Our day started with a modest breakfast at the B&B before heading out. We finished out a few more miles on the Western Maryland Rail Trail. I didn’t realize this, but the WMRT is being extended many more miles. It’s too bad that the C&O can’t be paved like the WMRT.
Between Hancock and Cumberland is pretty sparse. It is about 60 miles with no food choices and only water from the C&O campsite pumps. The only real place to stop is a place called “Bill’s Place” in Little Orleans. Little Orleans is a very tiny little town and Bill’s is the only place there. One fun tradition is to go to Bill’s place and sign a dollar bill. They then put them up on the ceiling and you can try to find your dollar bill next time you come through.
Last time Joe and I did the C&O we gave them dollars. Unfortunately, Bill’s was closed until 11AM and we didn’t have the time to wait. So we couldn’t take the time to find them today.
One of the neatest things on the entire C&O canal is the Paw Paw tunnel. It is a mile-long tunnel that was carved through the mountain over 14 years. The National Parks had closed the access to the tunnel last year to clear the rock walls of falling rock and repair some of the decking on the approach. The alternate route involves hiking your bike about 2 miles I’ve an old logging route with 11-14% grade (yikes!).
I had called the project office and they said that it would not be open for a while longer. I talked to some riders who have come through in the last few days and they indicated that you could squeeze past the fences and go through. I like to follow the rules, so I was pretty excited to hear that they opened the tunnel TODAY! As we approached the tunnel, I thought the news was too good to be true, so we were going to check things out. For sure, we were allowed to ride up to the tunnel and walk through, saving us about 2 hours of hiking with our bikes. Yay!
The approach to the tunnel was really beautiful this time. I’ve never seen water falls here in my previous two trips here. There has been enough rainfall to feed some amazing water falls around the entrance to the tunnel.
Approaching the tunnel there was a nice lady taking pictures. She was a photographer and offered to take our picture. You can see the waterfalls on the right and left (next to the steps).
You have to walk your bike through and you really need to have a good headlight because it is pitch dark in there. (Please do not try to ride it, the surface inside is very very rough and choppy!). This is what it looks like about 100 feet from the exit.
The next 20 miles from Paw Paw to Cumberland were just a plain ‘ol slog. Lots of mud and puddles. It was very slow going and made for very tired legs. Joe explained it best: it was like when you are driving your car in a snowstorm or rain storm. You have to be always be alert and your muscles are tense waiting for any unexpected movement of the bike. The mud makes the rear tire lose traction very easily and the bike gets out of control easily.
A few miles away from Cumberland there was a large tree down across the path. It was far too big to move and we couldn’t get around.
There were several cyclists gathered around and there was a team of people helping to lift bikes through the large branches and across to the other side.
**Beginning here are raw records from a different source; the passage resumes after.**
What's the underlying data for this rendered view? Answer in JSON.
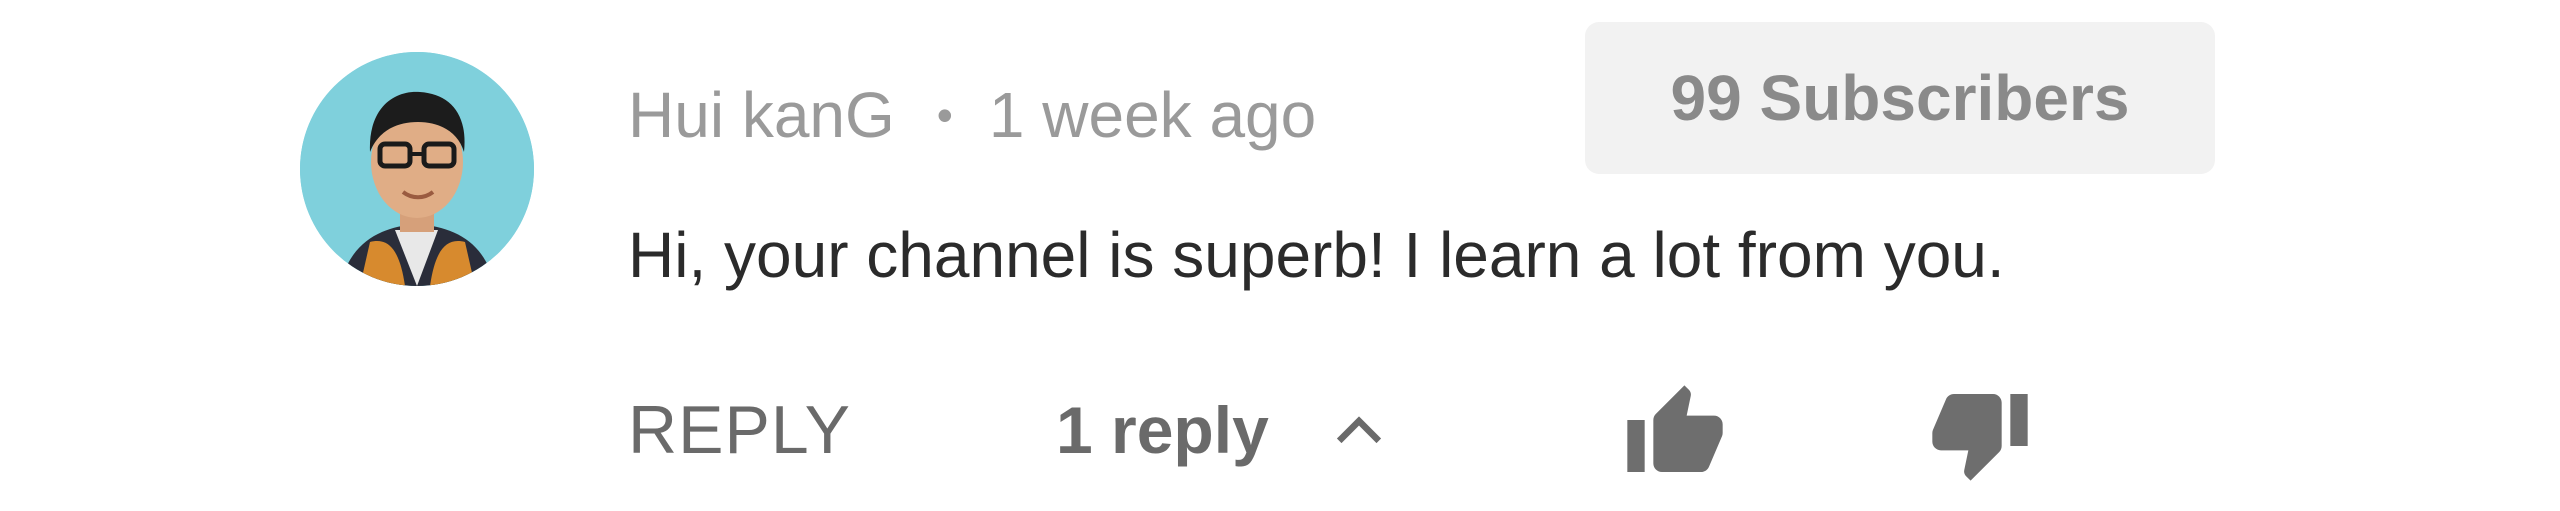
{
  "comment": {
    "author": "Hui kanG",
    "separator": "•",
    "time": "1 week ago",
    "subscriber_badge": "99 Subscribers",
    "text": "Hi, your channel is superb! I learn a lot from you."
  },
  "actions": {
    "reply_label": "REPLY",
    "replies_label": "1 reply"
  },
  "icons": {
    "avatar": "profile-photo",
    "toggle": "chevron-up-icon",
    "like": "thumbs-up-icon",
    "dislike": "thumbs-down-icon"
  },
  "colors": {
    "meta_text": "#9a9a9a",
    "body_text": "#2b2b2b",
    "action_text": "#6a6a6a",
    "badge_bg": "#f2f2f2"
  }
}
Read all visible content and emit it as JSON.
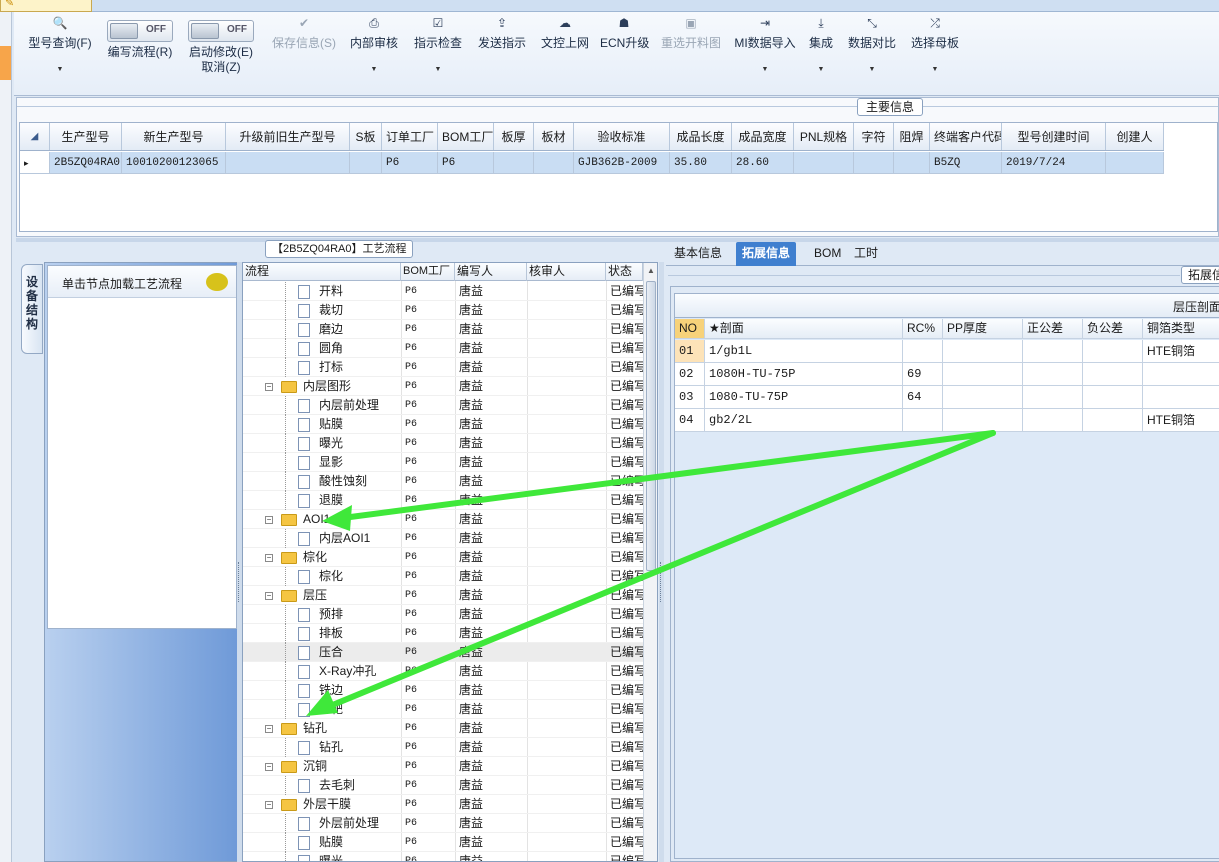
{
  "window": {
    "tab_title": ""
  },
  "ribbon": {
    "query": "型号查询(F)",
    "edit_flow": "编写流程(R)",
    "edit_flow_toggle": "OFF",
    "enable_edit": "启动修改(E)",
    "cancel": "取消(Z)",
    "enable_edit_toggle": "OFF",
    "save": "保存信息(S)",
    "internal_review": "内部审核",
    "instruction_check": "指示检查",
    "send_instruction": "发送指示",
    "upload_doc": "文控上网",
    "ecn_upgrade": "ECN升级",
    "reselect_chart": "重选开料图",
    "mi_import": "MI数据导入",
    "integrate": "集成",
    "data_compare": "数据对比",
    "select_master": "选择母板"
  },
  "main_info": {
    "legend": "主要信息",
    "columns": [
      "生产型号",
      "新生产型号",
      "升级前旧生产型号",
      "S板",
      "订单工厂",
      "BOM工厂",
      "板厚",
      "板材",
      "验收标准",
      "成品长度",
      "成品宽度",
      "PNL规格",
      "字符",
      "阻焊",
      "终端客户代码",
      "型号创建时间",
      "创建人"
    ],
    "row": [
      "2B5ZQ04RA0",
      "10010200123065",
      "",
      "",
      "P6",
      "P6",
      "",
      "",
      "GJB362B-2009",
      "35.80",
      "28.60",
      "",
      "",
      "",
      "B5ZQ",
      "2019/7/24",
      ""
    ]
  },
  "left_panel": {
    "vtab": "设备结构",
    "hint": "单击节点加载工艺流程"
  },
  "tree": {
    "legend": "【2B5ZQ04RA0】工艺流程",
    "columns": {
      "flow": "流程",
      "bom": "BOM工厂",
      "writer": "编写人",
      "reviewer": "核审人",
      "status": "状态"
    },
    "rows": [
      {
        "name": "开料",
        "level": 2,
        "bom": "P6",
        "writer": "唐益",
        "status": "已编写"
      },
      {
        "name": "裁切",
        "level": 2,
        "bom": "P6",
        "writer": "唐益",
        "status": "已编写"
      },
      {
        "name": "磨边",
        "level": 2,
        "bom": "P6",
        "writer": "唐益",
        "status": "已编写"
      },
      {
        "name": "圆角",
        "level": 2,
        "bom": "P6",
        "writer": "唐益",
        "status": "已编写"
      },
      {
        "name": "打标",
        "level": 2,
        "bom": "P6",
        "writer": "唐益",
        "status": "已编写"
      },
      {
        "name": "内层图形",
        "level": 1,
        "bom": "P6",
        "writer": "唐益",
        "status": "已编写"
      },
      {
        "name": "内层前处理",
        "level": 2,
        "bom": "P6",
        "writer": "唐益",
        "status": "已编写"
      },
      {
        "name": "贴膜",
        "level": 2,
        "bom": "P6",
        "writer": "唐益",
        "status": "已编写"
      },
      {
        "name": "曝光",
        "level": 2,
        "bom": "P6",
        "writer": "唐益",
        "status": "已编写"
      },
      {
        "name": "显影",
        "level": 2,
        "bom": "P6",
        "writer": "唐益",
        "status": "已编写"
      },
      {
        "name": "酸性蚀刻",
        "level": 2,
        "bom": "P6",
        "writer": "唐益",
        "status": "已编写"
      },
      {
        "name": "退膜",
        "level": 2,
        "bom": "P6",
        "writer": "唐益",
        "status": "已编写"
      },
      {
        "name": "AOI1",
        "level": 1,
        "bom": "P6",
        "writer": "唐益",
        "status": "已编写"
      },
      {
        "name": "内层AOI1",
        "level": 2,
        "bom": "P6",
        "writer": "唐益",
        "status": "已编写"
      },
      {
        "name": "棕化",
        "level": 1,
        "bom": "P6",
        "writer": "唐益",
        "status": "已编写"
      },
      {
        "name": "棕化",
        "level": 2,
        "bom": "P6",
        "writer": "唐益",
        "status": "已编写"
      },
      {
        "name": "层压",
        "level": 1,
        "bom": "P6",
        "writer": "唐益",
        "status": "已编写"
      },
      {
        "name": "预排",
        "level": 2,
        "bom": "P6",
        "writer": "唐益",
        "status": "已编写"
      },
      {
        "name": "排板",
        "level": 2,
        "bom": "P6",
        "writer": "唐益",
        "status": "已编写"
      },
      {
        "name": "压合",
        "level": 2,
        "bom": "P6",
        "writer": "唐益",
        "status": "已编写",
        "selected": true
      },
      {
        "name": "X-Ray冲孔",
        "level": 2,
        "bom": "P6",
        "writer": "唐益",
        "status": "已编写"
      },
      {
        "name": "铣边",
        "level": 2,
        "bom": "P6",
        "writer": "唐益",
        "status": "已编写"
      },
      {
        "name": "打靶",
        "level": 2,
        "bom": "P6",
        "writer": "唐益",
        "status": "已编写"
      },
      {
        "name": "钻孔",
        "level": 1,
        "bom": "P6",
        "writer": "唐益",
        "status": "已编写"
      },
      {
        "name": "钻孔",
        "level": 2,
        "bom": "P6",
        "writer": "唐益",
        "status": "已编写"
      },
      {
        "name": "沉铜",
        "level": 1,
        "bom": "P6",
        "writer": "唐益",
        "status": "已编写"
      },
      {
        "name": "去毛刺",
        "level": 2,
        "bom": "P6",
        "writer": "唐益",
        "status": "已编写"
      },
      {
        "name": "外层干膜",
        "level": 1,
        "bom": "P6",
        "writer": "唐益",
        "status": "已编写"
      },
      {
        "name": "外层前处理",
        "level": 2,
        "bom": "P6",
        "writer": "唐益",
        "status": "已编写"
      },
      {
        "name": "贴膜",
        "level": 2,
        "bom": "P6",
        "writer": "唐益",
        "status": "已编写"
      },
      {
        "name": "曝光",
        "level": 2,
        "bom": "P6",
        "writer": "唐益",
        "status": "已编写"
      }
    ]
  },
  "right_panel": {
    "tabs": [
      "基本信息",
      "拓展信息",
      "BOM",
      "工时"
    ],
    "active_tab": 1,
    "legend": "拓展信息",
    "caption": "层压剖面",
    "columns": [
      "NO",
      "★剖面",
      "RC%",
      "PP厚度",
      "正公差",
      "负公差",
      "铜箔类型"
    ],
    "rows": [
      [
        "01",
        "1/gb1L",
        "",
        "",
        "",
        "",
        "HTE铜箔"
      ],
      [
        "02",
        "1080H-TU-75P",
        "69",
        "",
        "",
        "",
        ""
      ],
      [
        "03",
        "1080-TU-75P",
        "64",
        "",
        "",
        "",
        ""
      ],
      [
        "04",
        "gb2/2L",
        "",
        "",
        "",
        "",
        "HTE铜箔"
      ]
    ]
  },
  "colors": {
    "annotation_arrow": "#3fe83a",
    "selected_row": "#c9ddf3",
    "active_tab": "#3f7fcf"
  }
}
Many hands made for light work.
A few more miles of slugging through brought us into Cumberland. Tradition is that you kiss the mule’s behind when you arrive. So we did.
Cumberland is the end of the C&O canal path. This is also the start of the Great Allegheny Passage, which we will start riding tomorrow. Over the next 3 days we will climb over the continental divide and then cycle our way to Pittsburgh.
It is good to leave the C&O behind. The Potomac is a beautiful backdrop for the trail, but the surface is bumpy and muddy. After 4 days, I’m ready to move on. The GAP is a much better trail surface.
The C&O is a national park, which means it takes an act of congress (literally) to make any changes or improvements. It is too bad, because if they would resurface with crushed limestone like the GAP or even, gasp, pave it like other high-use trails, it would be a fantastic path. But as it stands, the surface makes an otherwise great trail, less than ideal.
When we arrived at the Fairfield, first business was to rinse the C&O off of our bikes and gear. My bike was so caked with mud and muck that my lowest gear didn’t work anymore and shifting wasn’t reliable. I rinsed down my legs, shoes, socks, and panniers, too. Here is the before and after:
After washing up and showering, it was time for dinner. Some steamed clams and a rack of ribs, plus the obligatory blue moon rounded out the dinner. Yum.
Time for sleep soon. I’m exhausted.
We start tomorrow morning by climbing for about 2 hours up to the continental divide. We have about 60-65 miles ahead of us tomorrow on the GAP.
Weather forecast is looking like rain all day from sunrise to sunset. I’d appreciate some prayers for weather again – they’ve been working so far!